WHAT THE TASK REQUIRES:
All lines holding the string "chơi" should be copied from the data below.

SOURCE MATERIAL:
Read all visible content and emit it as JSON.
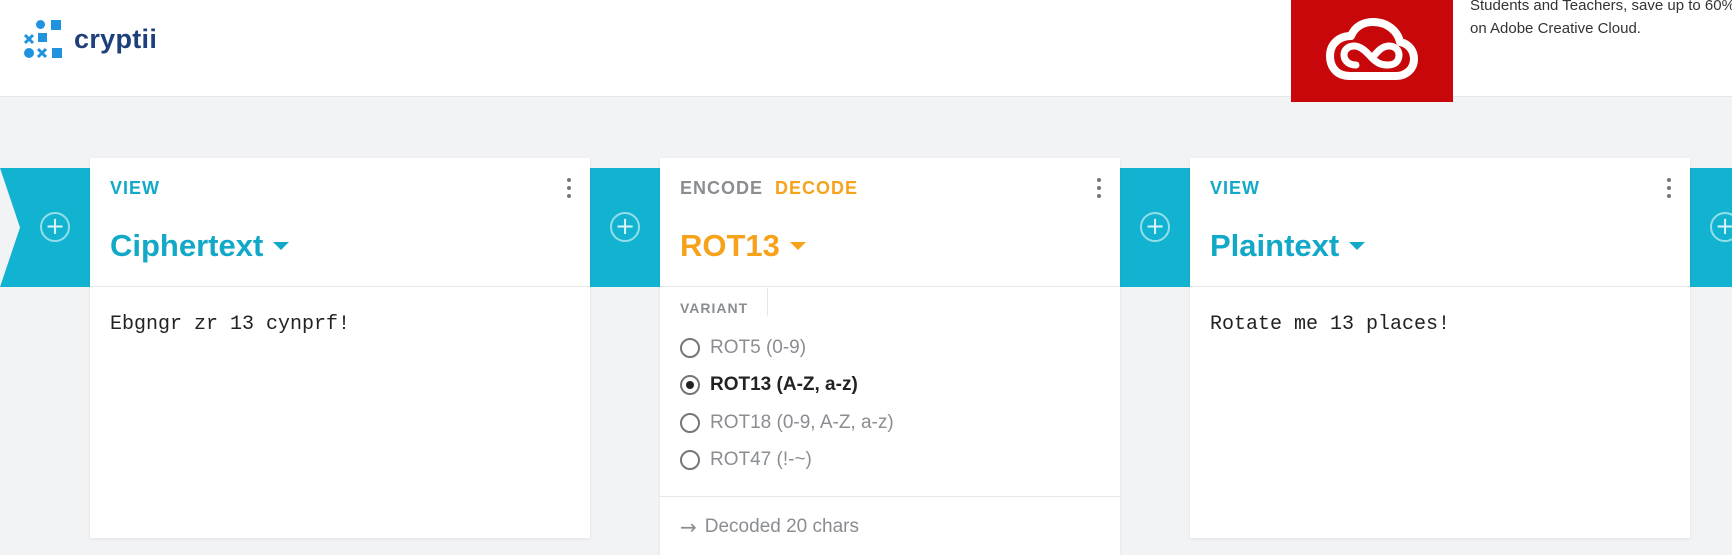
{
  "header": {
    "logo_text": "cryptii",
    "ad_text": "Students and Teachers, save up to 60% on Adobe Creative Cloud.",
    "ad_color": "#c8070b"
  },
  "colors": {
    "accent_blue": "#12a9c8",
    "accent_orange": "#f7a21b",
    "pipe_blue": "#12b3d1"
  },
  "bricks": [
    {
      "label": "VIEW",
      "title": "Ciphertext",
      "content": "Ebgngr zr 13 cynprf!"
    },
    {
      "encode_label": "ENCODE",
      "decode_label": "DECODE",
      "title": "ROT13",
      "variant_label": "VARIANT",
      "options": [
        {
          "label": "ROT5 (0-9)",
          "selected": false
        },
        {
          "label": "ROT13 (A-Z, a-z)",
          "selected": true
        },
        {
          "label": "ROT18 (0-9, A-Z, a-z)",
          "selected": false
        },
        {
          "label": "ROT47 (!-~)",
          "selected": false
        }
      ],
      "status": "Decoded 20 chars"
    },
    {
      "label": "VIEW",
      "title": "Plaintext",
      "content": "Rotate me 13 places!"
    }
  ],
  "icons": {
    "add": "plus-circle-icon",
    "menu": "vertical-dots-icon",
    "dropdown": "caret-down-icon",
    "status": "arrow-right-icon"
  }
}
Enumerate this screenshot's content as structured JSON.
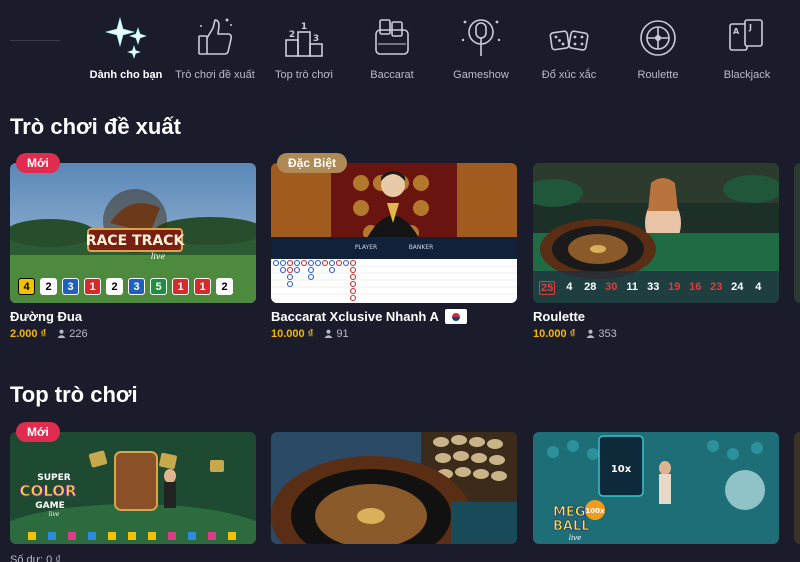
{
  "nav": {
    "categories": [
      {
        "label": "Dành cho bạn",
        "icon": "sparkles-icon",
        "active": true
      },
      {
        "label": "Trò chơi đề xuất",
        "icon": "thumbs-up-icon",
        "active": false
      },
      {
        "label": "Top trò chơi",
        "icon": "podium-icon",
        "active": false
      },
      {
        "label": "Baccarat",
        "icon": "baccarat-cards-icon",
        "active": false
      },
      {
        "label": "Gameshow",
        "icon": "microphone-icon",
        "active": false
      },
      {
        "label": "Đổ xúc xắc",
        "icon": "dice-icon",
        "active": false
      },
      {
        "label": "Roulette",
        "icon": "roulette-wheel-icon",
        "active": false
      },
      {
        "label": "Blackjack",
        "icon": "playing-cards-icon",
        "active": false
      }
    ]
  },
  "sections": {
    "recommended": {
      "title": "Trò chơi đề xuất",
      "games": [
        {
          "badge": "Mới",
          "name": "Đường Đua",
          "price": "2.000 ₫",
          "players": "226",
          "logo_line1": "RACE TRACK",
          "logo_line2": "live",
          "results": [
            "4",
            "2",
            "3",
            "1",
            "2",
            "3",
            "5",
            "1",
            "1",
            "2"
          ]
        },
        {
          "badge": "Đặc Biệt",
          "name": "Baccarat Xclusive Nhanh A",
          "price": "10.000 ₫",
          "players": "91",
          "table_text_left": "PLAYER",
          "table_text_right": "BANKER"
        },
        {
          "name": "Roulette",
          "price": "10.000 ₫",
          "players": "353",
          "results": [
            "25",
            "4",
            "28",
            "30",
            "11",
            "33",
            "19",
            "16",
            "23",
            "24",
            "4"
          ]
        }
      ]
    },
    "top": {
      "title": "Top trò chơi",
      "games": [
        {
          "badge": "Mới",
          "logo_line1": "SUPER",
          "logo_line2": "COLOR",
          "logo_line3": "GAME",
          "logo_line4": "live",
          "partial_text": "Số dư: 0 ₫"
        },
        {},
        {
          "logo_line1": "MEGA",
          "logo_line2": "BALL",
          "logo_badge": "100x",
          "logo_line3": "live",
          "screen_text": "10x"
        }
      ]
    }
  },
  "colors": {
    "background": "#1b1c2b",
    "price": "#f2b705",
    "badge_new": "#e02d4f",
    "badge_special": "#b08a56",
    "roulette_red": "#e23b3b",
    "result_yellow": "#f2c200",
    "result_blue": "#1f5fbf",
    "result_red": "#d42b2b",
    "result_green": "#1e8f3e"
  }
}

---

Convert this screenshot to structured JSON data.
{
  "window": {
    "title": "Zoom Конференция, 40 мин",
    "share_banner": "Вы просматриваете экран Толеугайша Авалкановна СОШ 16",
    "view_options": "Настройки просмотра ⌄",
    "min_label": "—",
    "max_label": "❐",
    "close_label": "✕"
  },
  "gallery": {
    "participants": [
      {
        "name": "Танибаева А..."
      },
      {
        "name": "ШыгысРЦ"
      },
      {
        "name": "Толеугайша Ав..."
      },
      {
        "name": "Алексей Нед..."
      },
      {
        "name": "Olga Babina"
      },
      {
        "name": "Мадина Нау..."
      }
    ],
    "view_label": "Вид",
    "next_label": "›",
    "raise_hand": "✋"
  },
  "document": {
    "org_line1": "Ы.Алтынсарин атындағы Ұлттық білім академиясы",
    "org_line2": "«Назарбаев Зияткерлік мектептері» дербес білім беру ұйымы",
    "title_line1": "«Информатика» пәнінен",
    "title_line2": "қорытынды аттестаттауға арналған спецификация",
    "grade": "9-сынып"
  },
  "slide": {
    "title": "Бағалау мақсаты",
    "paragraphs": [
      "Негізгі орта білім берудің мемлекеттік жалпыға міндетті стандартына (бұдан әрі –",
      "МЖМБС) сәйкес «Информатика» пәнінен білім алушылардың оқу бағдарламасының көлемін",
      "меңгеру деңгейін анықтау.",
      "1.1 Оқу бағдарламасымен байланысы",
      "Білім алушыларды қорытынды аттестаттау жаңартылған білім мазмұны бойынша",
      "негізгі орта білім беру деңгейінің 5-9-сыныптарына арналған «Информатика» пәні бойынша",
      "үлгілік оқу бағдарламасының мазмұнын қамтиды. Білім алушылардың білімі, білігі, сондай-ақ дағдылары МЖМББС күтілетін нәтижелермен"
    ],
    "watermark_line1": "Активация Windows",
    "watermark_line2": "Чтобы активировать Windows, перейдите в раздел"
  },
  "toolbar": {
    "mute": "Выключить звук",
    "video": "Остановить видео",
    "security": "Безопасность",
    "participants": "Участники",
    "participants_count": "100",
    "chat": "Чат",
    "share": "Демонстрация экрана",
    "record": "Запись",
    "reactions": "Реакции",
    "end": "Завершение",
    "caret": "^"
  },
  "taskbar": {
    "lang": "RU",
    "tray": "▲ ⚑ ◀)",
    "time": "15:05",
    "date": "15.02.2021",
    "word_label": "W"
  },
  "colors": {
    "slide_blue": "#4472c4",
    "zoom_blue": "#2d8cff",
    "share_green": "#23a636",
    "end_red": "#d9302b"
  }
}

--

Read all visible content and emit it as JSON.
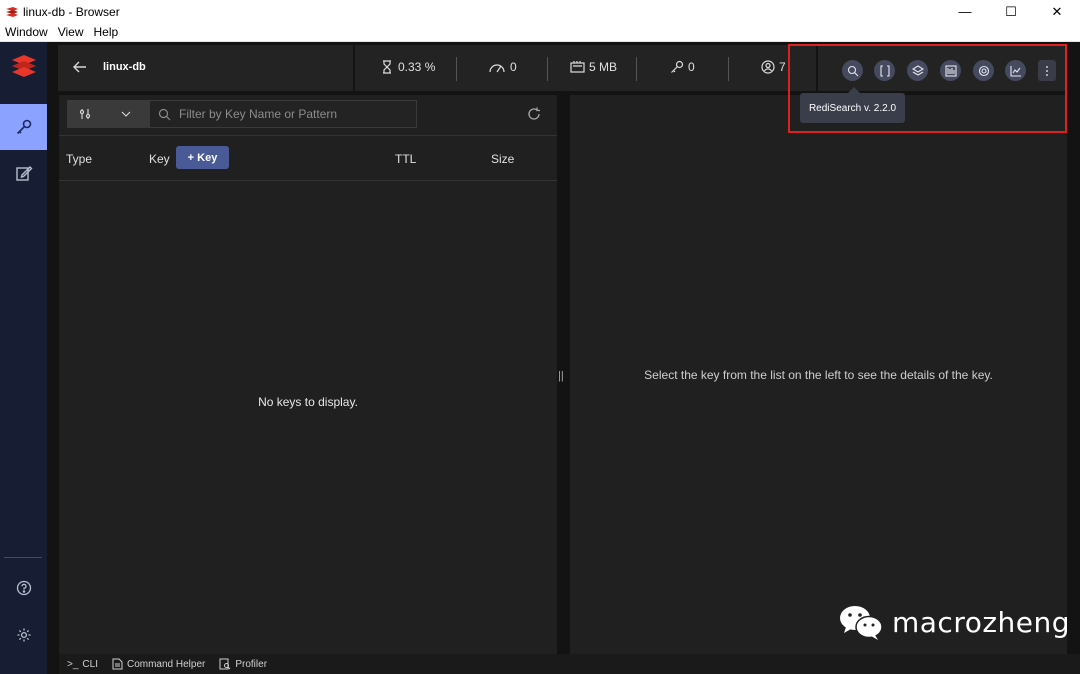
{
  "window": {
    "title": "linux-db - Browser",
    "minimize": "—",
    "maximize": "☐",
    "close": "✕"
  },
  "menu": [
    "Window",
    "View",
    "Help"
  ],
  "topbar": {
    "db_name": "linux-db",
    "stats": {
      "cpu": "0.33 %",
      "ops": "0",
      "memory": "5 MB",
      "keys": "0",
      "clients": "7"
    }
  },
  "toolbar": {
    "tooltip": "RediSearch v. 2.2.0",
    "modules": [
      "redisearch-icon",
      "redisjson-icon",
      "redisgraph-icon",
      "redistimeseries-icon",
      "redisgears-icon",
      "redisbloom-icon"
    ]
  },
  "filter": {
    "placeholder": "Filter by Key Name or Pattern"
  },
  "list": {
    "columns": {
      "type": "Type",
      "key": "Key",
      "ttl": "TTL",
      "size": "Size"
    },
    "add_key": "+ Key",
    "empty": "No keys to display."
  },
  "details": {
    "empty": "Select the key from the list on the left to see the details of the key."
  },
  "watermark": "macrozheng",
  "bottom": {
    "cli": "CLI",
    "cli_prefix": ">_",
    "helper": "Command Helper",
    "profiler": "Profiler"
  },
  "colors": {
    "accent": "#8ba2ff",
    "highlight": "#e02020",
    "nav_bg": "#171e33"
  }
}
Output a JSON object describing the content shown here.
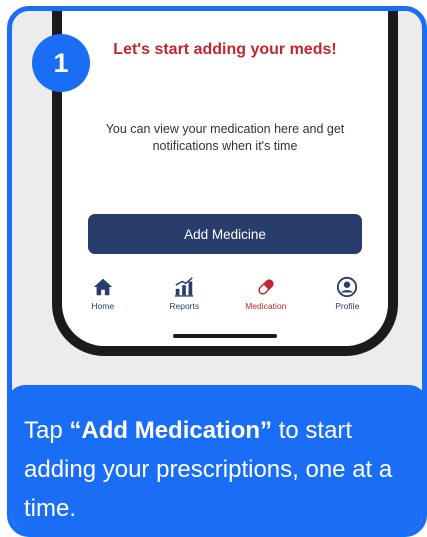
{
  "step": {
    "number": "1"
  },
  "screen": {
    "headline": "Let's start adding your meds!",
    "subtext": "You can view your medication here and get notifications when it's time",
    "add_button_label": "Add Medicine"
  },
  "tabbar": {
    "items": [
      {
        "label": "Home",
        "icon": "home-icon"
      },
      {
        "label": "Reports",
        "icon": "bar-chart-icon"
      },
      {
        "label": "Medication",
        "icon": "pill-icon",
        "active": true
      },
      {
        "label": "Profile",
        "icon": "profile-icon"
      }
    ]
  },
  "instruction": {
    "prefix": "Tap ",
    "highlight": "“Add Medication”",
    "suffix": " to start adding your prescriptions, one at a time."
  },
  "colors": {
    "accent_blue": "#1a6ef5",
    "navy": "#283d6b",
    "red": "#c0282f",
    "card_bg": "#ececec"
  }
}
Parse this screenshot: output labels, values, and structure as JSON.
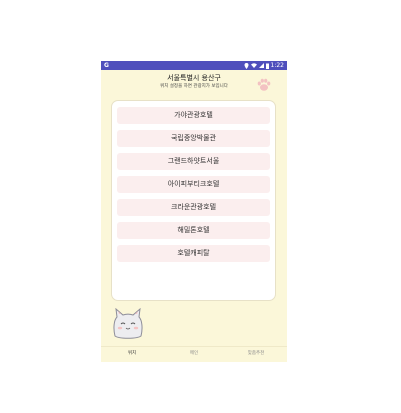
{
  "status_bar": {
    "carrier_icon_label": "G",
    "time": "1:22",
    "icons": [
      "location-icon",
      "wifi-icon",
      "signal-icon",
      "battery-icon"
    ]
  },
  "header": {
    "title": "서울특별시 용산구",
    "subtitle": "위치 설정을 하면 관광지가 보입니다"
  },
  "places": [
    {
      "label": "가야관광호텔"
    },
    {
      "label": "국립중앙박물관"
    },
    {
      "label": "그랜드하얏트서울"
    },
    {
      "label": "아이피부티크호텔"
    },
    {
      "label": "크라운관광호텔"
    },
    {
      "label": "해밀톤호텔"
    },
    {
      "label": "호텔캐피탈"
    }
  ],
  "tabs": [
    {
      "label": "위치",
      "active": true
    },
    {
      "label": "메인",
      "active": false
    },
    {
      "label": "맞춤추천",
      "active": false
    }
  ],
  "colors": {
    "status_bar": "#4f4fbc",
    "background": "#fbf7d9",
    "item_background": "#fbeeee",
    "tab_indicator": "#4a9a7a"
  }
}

TASK ANSWER:
        "label": "Trò chơi đề xuất",
        "label": "Top trò chơi",
      "title": "Trò chơi đề xuất",
      "title": "Top trò chơi",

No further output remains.